The music of Ys II deserves better.
Editor's review by Adam Corn (2009-03-31)
The premise of the Renewal series was to re-synth compositions from Ys in a more futuristic tone. In the first Ys Renewal the attempt was partially successful - though in general it was a bit too simplistic, it did have several interesting synth renditions of staple themes and rare exclusives to offer fans. Unfortunately Ys II Renewal stays less true to its premise and falls short of its predecessor.
Several tracks around the beginning of Ys II Renewal are so full of standard FM synth I wonder how different they are from the original "Music from Ys II" versions. No doubt I've been spoiled by the raging guitar work from the PC-Engine/Turbografx CD version of Ys II in action themes like "Ruins of Moondoria" and "Moat of Burnedless", but Renewal makes me realize how good the synth programming was in that game as well. A bafflingly short sustain for the lead instrument in "Ruins of Moondoria" makes Renewal's version sadly underpowered, and tracks like "Noble District of Toal", "Ice Ridge of Noltia" and "Subterranean Canal" lose a great amount of their charm without the unique instrumentation of the PC-Engine version. Even the cool flute and bell samples which helped distinguish the first Renewal album are mostly absent here. The annoying synth brass from that album is still present, however, and tracks like "Lilia" and "Feena" suffer for it.
There are a few redeeming instances where the album's execution lives up to its premise. "To Make the End of Battle" is such an outrageously rocking composition that it's hard to imagine it faltering in any form, and the chaotic conflagration of synthesized sounds which offsets its main melody makes for an interesting take on the classic theme. In "Palace of Salmon", high-energy lead synth capably substitutes for the PC-Engine version's electric guitar, while some strange but cool electronic warbles add something unique.
The lure of the first Renewal album was its selection of "lost tracks" which had yet to be arranged in other albums, a few of which were every bit as exciting as better-known classics. However Ys II's themes have been more thoroughly covered, so this second Renewal has less to offer in rare material. The one standout track that I don't recognize from the PC-Engine and symphonic arrangements is "Feel Blue". It's one of those magical Ys themes that is moody yet melodic, wistful yet pleasant, and with synth and arrangement far superior to the Ys II Perfect Collection version, it's certainly a nice bonus to have.

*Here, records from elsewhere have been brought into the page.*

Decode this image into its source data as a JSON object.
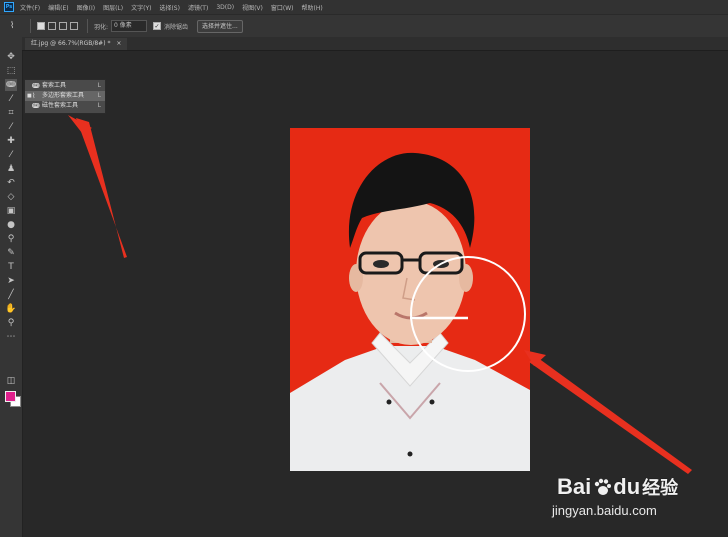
{
  "menubar": {
    "app_icon": "Ps",
    "items": [
      "文件(F)",
      "编辑(E)",
      "图像(I)",
      "图层(L)",
      "文字(Y)",
      "选择(S)",
      "滤镜(T)",
      "3D(D)",
      "视图(V)",
      "窗口(W)",
      "帮助(H)"
    ]
  },
  "options": {
    "feather_label": "羽化:",
    "feather_value": "0 像素",
    "antialias_label": "消除锯齿",
    "antialias_checked": true,
    "select_mask_button": "选择并遮住..."
  },
  "document": {
    "tab_label": "红.jpg @ 66.7%(RGB/8#) *",
    "close_glyph": "×"
  },
  "lasso_flyout": {
    "items": [
      {
        "marker": "",
        "icon": "lasso-icon",
        "label": "套索工具",
        "shortcut": "L"
      },
      {
        "marker": "■",
        "icon": "polygonal-lasso-icon",
        "label": "多边形套索工具",
        "shortcut": "L"
      },
      {
        "marker": "",
        "icon": "magnetic-lasso-icon",
        "label": "磁性套索工具",
        "shortcut": "L"
      }
    ]
  },
  "toolbar": {
    "tools": [
      "move-icon",
      "marquee-icon",
      "lasso-icon",
      "magic-wand-icon",
      "crop-icon",
      "eyedropper-icon",
      "healing-brush-icon",
      "brush-icon",
      "clone-stamp-icon",
      "history-brush-icon",
      "eraser-icon",
      "gradient-icon",
      "blur-icon",
      "dodge-icon",
      "pen-icon",
      "type-icon",
      "path-selection-icon",
      "line-icon",
      "hand-icon",
      "zoom-icon",
      "more-icon"
    ],
    "foreground_color": "#e0208c",
    "background_color": "#ffffff"
  },
  "watermark": {
    "brand": "Bai",
    "brand_suffix": "du",
    "service": "经验",
    "url": "jingyan.baidu.com"
  },
  "colors": {
    "photo_background": "#e62a14",
    "annotation_arrow": "#e8301f"
  }
}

Really the greatest thing Ys II Renewal has in its favor is its lack of competition from other arranged albums for the title. The "Music from Ys II" album is something of a relic, and Ys II Perfect Collection is such a generally sad attempt at arrangement (the first disc anyway) that Renewal does constitute an improvement. The best place to experience the many excellent themes from Ys II remains the CD audio from the PC-Engine game itself; only those unfortunate enough to be able to attain that disc or hardcore enough to pay a premium for just a few worthwhile arrangements need bother with Ys II Renewal.